Traveling to Qatar requires a security clearance and will raise suspicions. Amid a fierce media campaign by the Egyptian regime, which holds Doha responsible for everything that happened in Egypt, from the revolution to terrorist operations, I will not go to the security bodies, because if I do, I may never leave. So I contacted a tourism agency and booked tickets to the Maldives, one of the few countries that allows the entry of Egyptians for tourism without visas, in a particularly picturesque landscape for diving enthusiasts like me, and from there I will go to Doha to build a new, temporary life where I would keep an eye on Egypt and wait for relief, so I can go back.
The day of departure was the worst ever. I entered every room in my apartment and stayed there for minutes, touching the walls as if they were a pilgrimage site and crying. I saw ghosts, the ghosts of my comrades, this is where we used to gather, in those rooms we used to plan and prepare for the revolution. The ghosts of those I loved and spent time with having fun and laughing, and all the neighbors could hear us giggling. The ghost of my ex-wife. I was desperately trying to keep myself together in front of my mother, who took me to the airport. I was staring out of the car window, tears were flowing like rivers, and I was breathing hard. I gave my mother a bone-crushing hug.

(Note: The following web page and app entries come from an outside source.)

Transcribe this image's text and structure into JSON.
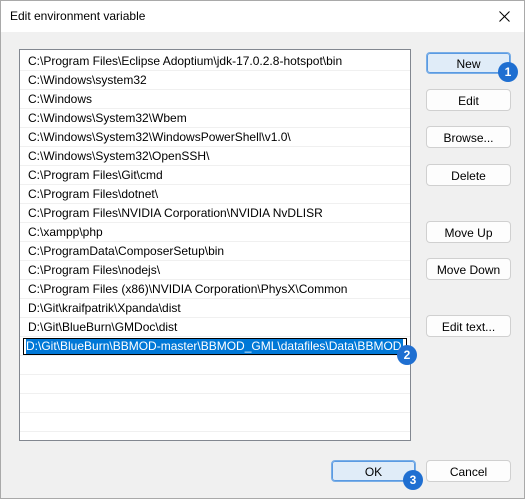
{
  "window": {
    "title": "Edit environment variable"
  },
  "list": {
    "items": [
      "C:\\Program Files\\Eclipse Adoptium\\jdk-17.0.2.8-hotspot\\bin",
      "C:\\Windows\\system32",
      "C:\\Windows",
      "C:\\Windows\\System32\\Wbem",
      "C:\\Windows\\System32\\WindowsPowerShell\\v1.0\\",
      "C:\\Windows\\System32\\OpenSSH\\",
      "C:\\Program Files\\Git\\cmd",
      "C:\\Program Files\\dotnet\\",
      "C:\\Program Files\\NVIDIA Corporation\\NVIDIA NvDLISR",
      "C:\\xampp\\php",
      "C:\\ProgramData\\ComposerSetup\\bin",
      "C:\\Program Files\\nodejs\\",
      "C:\\Program Files (x86)\\NVIDIA Corporation\\PhysX\\Common",
      "D:\\Git\\kraifpatrik\\Xpanda\\dist",
      "D:\\Git\\BlueBurn\\GMDoc\\dist"
    ],
    "editing_value": "D:\\Git\\BlueBurn\\BBMOD-master\\BBMOD_GML\\datafiles\\Data\\BBMOD"
  },
  "buttons": {
    "new": "New",
    "edit": "Edit",
    "browse": "Browse...",
    "delete": "Delete",
    "move_up": "Move Up",
    "move_down": "Move Down",
    "edit_text": "Edit text...",
    "ok": "OK",
    "cancel": "Cancel"
  },
  "badges": {
    "one": "1",
    "two": "2",
    "three": "3"
  },
  "colors": {
    "accent": "#1f6fd1",
    "selection": "#0078d7"
  }
}
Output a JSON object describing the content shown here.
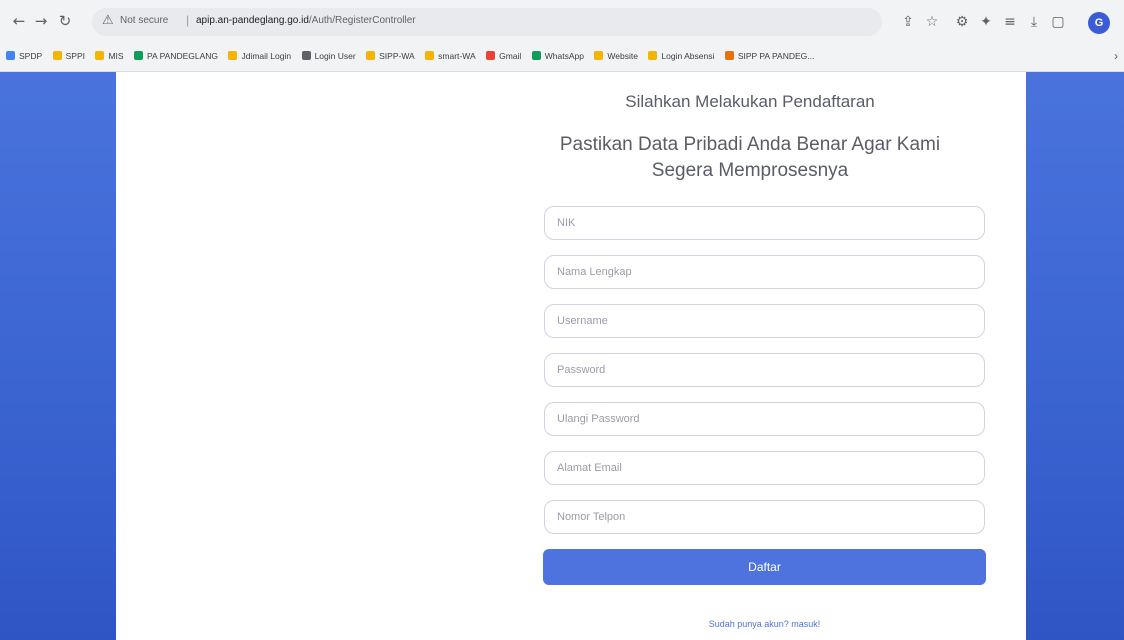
{
  "browser": {
    "security_label": "Not secure",
    "url_host": "apip.an-pandeglang.go.id",
    "url_path": "/Auth/RegisterController",
    "profile_initial": "G"
  },
  "bookmarks": [
    {
      "label": "SPDP",
      "color": "#4285f4"
    },
    {
      "label": "SPPI",
      "color": "#f4b400"
    },
    {
      "label": "MIS",
      "color": "#f4b400"
    },
    {
      "label": "PA PANDEGLANG",
      "color": "#0f9d58"
    },
    {
      "label": "Jdimail Login",
      "color": "#f4b400"
    },
    {
      "label": "Login User",
      "color": "#5f6368"
    },
    {
      "label": "SIPP-WA",
      "color": "#f4b400"
    },
    {
      "label": "smart-WA",
      "color": "#f4b400"
    },
    {
      "label": "Gmail",
      "color": "#ea4335"
    },
    {
      "label": "WhatsApp",
      "color": "#0f9d58"
    },
    {
      "label": "Website",
      "color": "#f4b400"
    },
    {
      "label": "Login Absensi",
      "color": "#f4b400"
    },
    {
      "label": "SIPP PA PANDEG...",
      "color": "#e8710a"
    }
  ],
  "form": {
    "heading": "Silahkan Melakukan Pendaftaran",
    "subheading": "Pastikan Data Pribadi Anda Benar Agar Kami Segera Memprosesnya",
    "fields": {
      "nik": {
        "placeholder": "NIK",
        "value": ""
      },
      "nama": {
        "placeholder": "Nama Lengkap",
        "value": ""
      },
      "username": {
        "placeholder": "Username",
        "value": ""
      },
      "password": {
        "placeholder": "Password",
        "value": ""
      },
      "ulangi_password": {
        "placeholder": "Ulangi Password",
        "value": ""
      },
      "email": {
        "placeholder": "Alamat Email",
        "value": ""
      },
      "telepon": {
        "placeholder": "Nomor Telpon",
        "value": ""
      }
    },
    "submit_label": "Daftar",
    "login_link": "Sudah punya akun? masuk!"
  },
  "colors": {
    "primary": "#4e73df",
    "background_gradient": "#3a63d0",
    "card": "#ffffff"
  }
}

I tried to control myself and discipline my feelings as I dragged my feet as if they were shackled in heavy iron chains, and I stand in front of the passport control officer, who smiles and stamps the passport, wishing me a pleasant journey. As soon as I passed through passport control, I broke down crying again, but I tried to quickly hold myself together so as not to arouse suspicion or make a scene at the airport. It was only when I took my seat inside the plane after take off that I let my tears flow again. From the sky I saw Egypt for the last time, I saw the desert, the ugly cement buildings I dreamed of re-planning, all the memories of the revolution flashed before my eyes.
I spent the next two years in Doha in a state of unspeakable misery. I made very few friends, and I could not stand my work environment, and I prayed day and night for a miracle, so I would go back to Egypt, or move to another country… until the opportunity presented itself. I rushed to apply for a PhD in Germany, which became known as the capital of exile, and I left Qatar never to return… I still hope to return to Egypt, and I still have the keys to my apartment in Cairo, I keep them next to my bed. I look at them from time to time. Sometimes I carry the keys and hold them close to my nose and close my eyes, and I smell the scent of the apartment and the odor of my friends’ cigarette smoke. I hear their laughter and the voice of my ex-wife calling me, and my mother knocking on the door calling for me to join them for lunch…and this goes on and on and on… and then I open my eyes to see the snow in Berlin falling outside, so I go back to reality. My feelings are torn between gratitude for being alive outside a prison cell of one of the general’s prisons, and questions about what if I had joined the martyrs in 2011 and rested and did not see what I saw afterward? Wouldn’t that have been better? When will I return to Egypt? When will the general and his servants fall?
In the end, I calm down my anxiety and my troubled feelings, and I say to myself: Do you want to go back? So use your time to rebuild what was destroyed, in preparation for the next revolution, which I have no doubt will happen.